Similarly, Christian ambassadors serve best having a good working knowledge of God’s policy book, the Bible. Their goal is to know it so well that when they speak, they are confident they’re faithfully representing the policies and the interests of the kingdom of God and doing so with such grace that their words and actions are received as from Jesus himself.
A day in the life of a Christian ambassador
What might a typical day look like for a Christian ambassador? It means getting up each day intent on being good and doing good to everyone. And that involves going to the policy book often and talking to God seeking wisdom and direction daily before you begin your mission that day.
Then perhaps your day begins with a 10 second rule prompting from God to say something kind to a step-father you’ve not yet grown to love – a refusal to make exaggerated claims about your company’s products or services – having a cup of coffee with a neighbor who’s made some sinful choices – speaking respectfully about and to a very controlling parent – refusing to laugh at a filthy story or join in gossiping about another person and introducing a co-worker to the Jesus you love.
On a larger scale and often working with fellow ambassadors and even non-Christians, it means that where there are unjust laws, we work to have them repealed. Where there is conflict, we attempt to be peacemakers. Where there is poverty we work with others to end it wherever and whenever we can.

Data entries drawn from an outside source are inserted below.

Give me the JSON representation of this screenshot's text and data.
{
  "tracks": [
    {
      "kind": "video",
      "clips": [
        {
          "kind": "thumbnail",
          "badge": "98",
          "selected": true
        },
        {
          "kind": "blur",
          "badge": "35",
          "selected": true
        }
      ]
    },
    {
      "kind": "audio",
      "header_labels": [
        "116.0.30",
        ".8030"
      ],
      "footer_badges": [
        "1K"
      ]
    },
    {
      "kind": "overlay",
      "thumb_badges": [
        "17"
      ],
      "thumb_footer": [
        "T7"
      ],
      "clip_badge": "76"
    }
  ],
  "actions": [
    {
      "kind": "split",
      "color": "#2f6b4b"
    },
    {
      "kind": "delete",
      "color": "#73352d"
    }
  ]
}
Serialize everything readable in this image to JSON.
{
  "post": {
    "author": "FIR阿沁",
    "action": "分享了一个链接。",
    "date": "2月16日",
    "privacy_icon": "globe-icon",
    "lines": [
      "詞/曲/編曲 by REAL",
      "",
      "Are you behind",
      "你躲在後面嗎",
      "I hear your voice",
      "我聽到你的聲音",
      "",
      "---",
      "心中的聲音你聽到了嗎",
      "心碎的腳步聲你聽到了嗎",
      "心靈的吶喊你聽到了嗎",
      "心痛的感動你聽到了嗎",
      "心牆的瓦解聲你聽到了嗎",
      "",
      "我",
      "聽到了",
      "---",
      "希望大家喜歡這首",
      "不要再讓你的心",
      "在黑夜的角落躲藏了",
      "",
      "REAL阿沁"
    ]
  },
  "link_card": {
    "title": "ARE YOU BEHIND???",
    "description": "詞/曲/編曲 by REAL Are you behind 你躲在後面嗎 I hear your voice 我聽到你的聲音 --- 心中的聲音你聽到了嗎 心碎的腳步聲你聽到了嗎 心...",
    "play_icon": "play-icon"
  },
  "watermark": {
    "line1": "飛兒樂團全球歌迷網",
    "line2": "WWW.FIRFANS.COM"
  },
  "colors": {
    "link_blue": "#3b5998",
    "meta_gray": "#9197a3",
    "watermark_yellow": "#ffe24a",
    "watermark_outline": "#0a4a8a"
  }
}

When we see racial injustice we speak out and act against it. When pollution threatens a stream we work to stop it and clean it up. An ambassador acts with virtue and integrity, constantly teaching their children and others to love God, love the Bible and love life – everyone’s.
A Christian ambassador is intentionally representing God himself in your world – bringing the goodness of God into ordinary life. It’s a proactive lifestyle of love so compelling and attractive that people who don’t know Jesus will be drawn to you and therefore to him.
Finally, it means living an examined life by asking questions like these; how consumed am I with my own comfort, leisure, hobbies and stuff? Are they really energy and resource leaks distracting me from my missions? Like weights in a backpack, our need for these things can hinder, even cripple our effectiveness as an ambassador. Do I have any other gods? “Your God” said Martin Luther, “is whatever your heart clings to.”
There’s a deadly myth prevalent today that there are two classes of those who are truly “born again” – the serious followers of Jesus and the rest of those who call themselves Christians, but are really more like Christian tourists. Unlike ambassadors, it’s the unspoken goal of Christian tourists to live this life for themselves and their family – preferring to be served, than serve.
Christian tourists may attend evangelical churches, be theologically correct, “believe in Jesus”, listen to Christian radio, serve in their church or on ministry boards, and even send their children to Christian schools. They may be forever learning about Jesus, but never fully committing themselves to a life of loving and serving him and others. Outside of their “religious culture” the unspoken goal of their lives is to kill time pleasantly. The question is this; “Is a Christian tourist really a Christian at all?” You may want to read my September 12, 2011 blog, Faith and Fire, for my thoughts on that question. www.claredegraaf.com/2011/09/12/faith-and-fire-2/
Here’s the really scary part. Most of you reading this probably agree that most other Christians are tourists, but you, yourself are not. Are you sure?
Ultimately, the litmus test of a true ambassador of Christ is this: Do the people who know you best have a deeper respect for the love, wisdom, and glory of God because of what they see in your life? Are they asking you to introduce them to Jesus? Are they coming to you for advice or mentoring? Does your life make God look good?
Question: Do you think Christians who live like tourists are truly born again?
Following Jesus in Real Life